● What the task asks
Each record that follows is to be reproduced character for character, pictures excepted.

● Supplied data
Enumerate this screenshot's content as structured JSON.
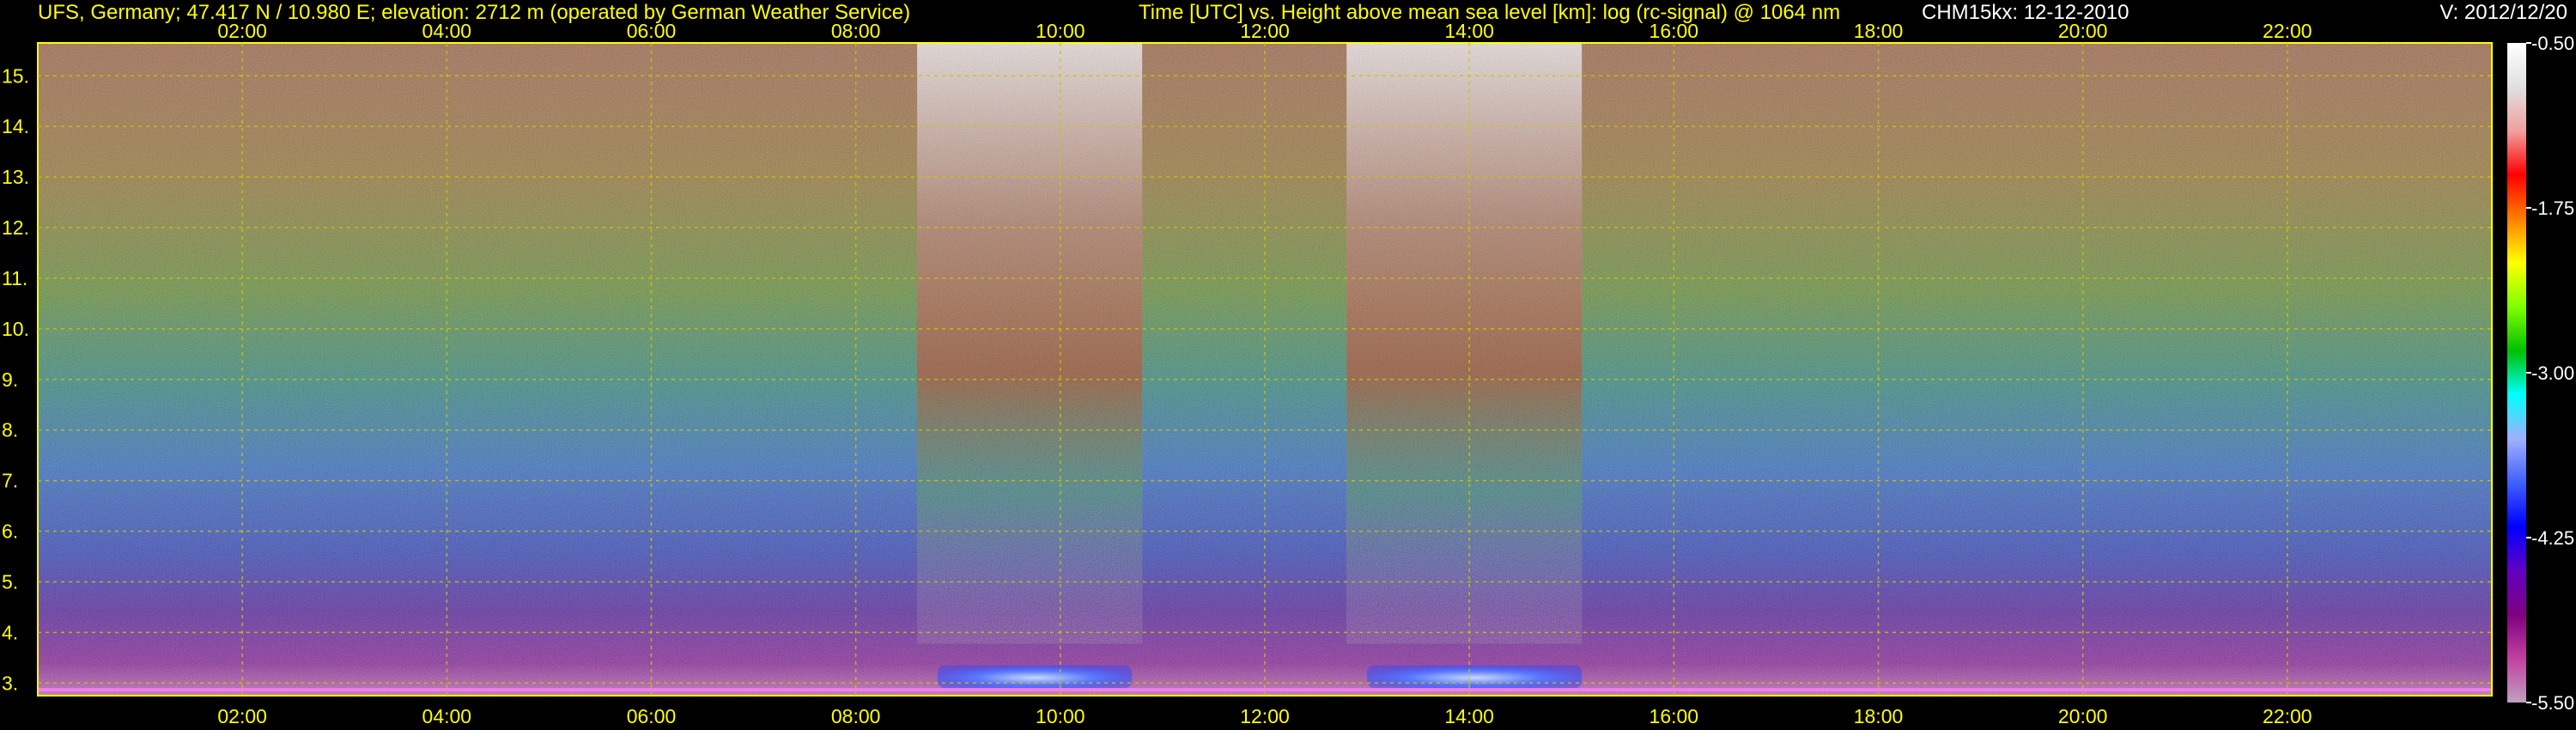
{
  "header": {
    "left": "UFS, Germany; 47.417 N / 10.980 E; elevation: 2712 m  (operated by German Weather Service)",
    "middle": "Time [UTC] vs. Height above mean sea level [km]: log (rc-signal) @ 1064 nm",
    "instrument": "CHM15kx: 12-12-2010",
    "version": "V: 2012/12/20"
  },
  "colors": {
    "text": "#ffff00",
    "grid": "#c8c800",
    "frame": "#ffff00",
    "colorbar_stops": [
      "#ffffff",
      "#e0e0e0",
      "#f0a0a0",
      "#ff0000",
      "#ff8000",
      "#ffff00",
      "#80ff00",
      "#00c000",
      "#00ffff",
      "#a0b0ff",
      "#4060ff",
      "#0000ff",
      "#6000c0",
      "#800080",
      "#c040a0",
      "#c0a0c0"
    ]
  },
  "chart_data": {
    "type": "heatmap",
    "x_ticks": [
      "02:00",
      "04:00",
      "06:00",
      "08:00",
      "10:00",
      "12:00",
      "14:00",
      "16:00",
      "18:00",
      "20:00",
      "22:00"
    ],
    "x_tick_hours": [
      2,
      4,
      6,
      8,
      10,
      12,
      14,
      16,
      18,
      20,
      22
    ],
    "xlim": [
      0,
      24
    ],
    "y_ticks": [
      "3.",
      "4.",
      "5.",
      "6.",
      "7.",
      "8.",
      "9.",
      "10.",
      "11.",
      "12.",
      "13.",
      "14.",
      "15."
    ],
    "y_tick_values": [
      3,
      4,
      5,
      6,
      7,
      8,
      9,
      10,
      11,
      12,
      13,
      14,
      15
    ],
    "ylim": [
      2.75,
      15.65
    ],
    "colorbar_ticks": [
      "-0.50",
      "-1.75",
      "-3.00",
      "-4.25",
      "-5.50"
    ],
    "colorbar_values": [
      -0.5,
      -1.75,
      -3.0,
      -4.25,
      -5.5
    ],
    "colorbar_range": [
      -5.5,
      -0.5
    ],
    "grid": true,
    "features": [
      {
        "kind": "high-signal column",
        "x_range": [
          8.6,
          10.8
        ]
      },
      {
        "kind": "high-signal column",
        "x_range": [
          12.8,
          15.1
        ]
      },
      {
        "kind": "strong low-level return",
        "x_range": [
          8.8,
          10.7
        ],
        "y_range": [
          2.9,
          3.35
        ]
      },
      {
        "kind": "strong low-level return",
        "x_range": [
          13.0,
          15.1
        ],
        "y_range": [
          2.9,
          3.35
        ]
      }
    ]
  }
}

● Result below
Enumerate this screenshot's content as structured JSON.
{
  "header": {
    "left": "UFS, Germany; 47.417 N / 10.980 E; elevation: 2712 m  (operated by German Weather Service)",
    "middle": "Time [UTC] vs. Height above mean sea level [km]: log (rc-signal) @ 1064 nm",
    "instrument": "CHM15kx: 12-12-2010",
    "version": "V: 2012/12/20"
  },
  "colors": {
    "text": "#ffff00",
    "grid": "#c8c800",
    "frame": "#ffff00",
    "colorbar_stops": [
      "#ffffff",
      "#e0e0e0",
      "#f0a0a0",
      "#ff0000",
      "#ff8000",
      "#ffff00",
      "#80ff00",
      "#00c000",
      "#00ffff",
      "#a0b0ff",
      "#4060ff",
      "#0000ff",
      "#6000c0",
      "#800080",
      "#c040a0",
      "#c0a0c0"
    ]
  },
  "chart_data": {
    "type": "heatmap",
    "x_ticks": [
      "02:00",
      "04:00",
      "06:00",
      "08:00",
      "10:00",
      "12:00",
      "14:00",
      "16:00",
      "18:00",
      "20:00",
      "22:00"
    ],
    "x_tick_hours": [
      2,
      4,
      6,
      8,
      10,
      12,
      14,
      16,
      18,
      20,
      22
    ],
    "xlim": [
      0,
      24
    ],
    "y_ticks": [
      "3.",
      "4.",
      "5.",
      "6.",
      "7.",
      "8.",
      "9.",
      "10.",
      "11.",
      "12.",
      "13.",
      "14.",
      "15."
    ],
    "y_tick_values": [
      3,
      4,
      5,
      6,
      7,
      8,
      9,
      10,
      11,
      12,
      13,
      14,
      15
    ],
    "ylim": [
      2.75,
      15.65
    ],
    "colorbar_ticks": [
      "-0.50",
      "-1.75",
      "-3.00",
      "-4.25",
      "-5.50"
    ],
    "colorbar_values": [
      -0.5,
      -1.75,
      -3.0,
      -4.25,
      -5.5
    ],
    "colorbar_range": [
      -5.5,
      -0.5
    ],
    "grid": true,
    "features": [
      {
        "kind": "high-signal column",
        "x_range": [
          8.6,
          10.8
        ]
      },
      {
        "kind": "high-signal column",
        "x_range": [
          12.8,
          15.1
        ]
      },
      {
        "kind": "strong low-level return",
        "x_range": [
          8.8,
          10.7
        ],
        "y_range": [
          2.9,
          3.35
        ]
      },
      {
        "kind": "strong low-level return",
        "x_range": [
          13.0,
          15.1
        ],
        "y_range": [
          2.9,
          3.35
        ]
      }
    ]
  }
}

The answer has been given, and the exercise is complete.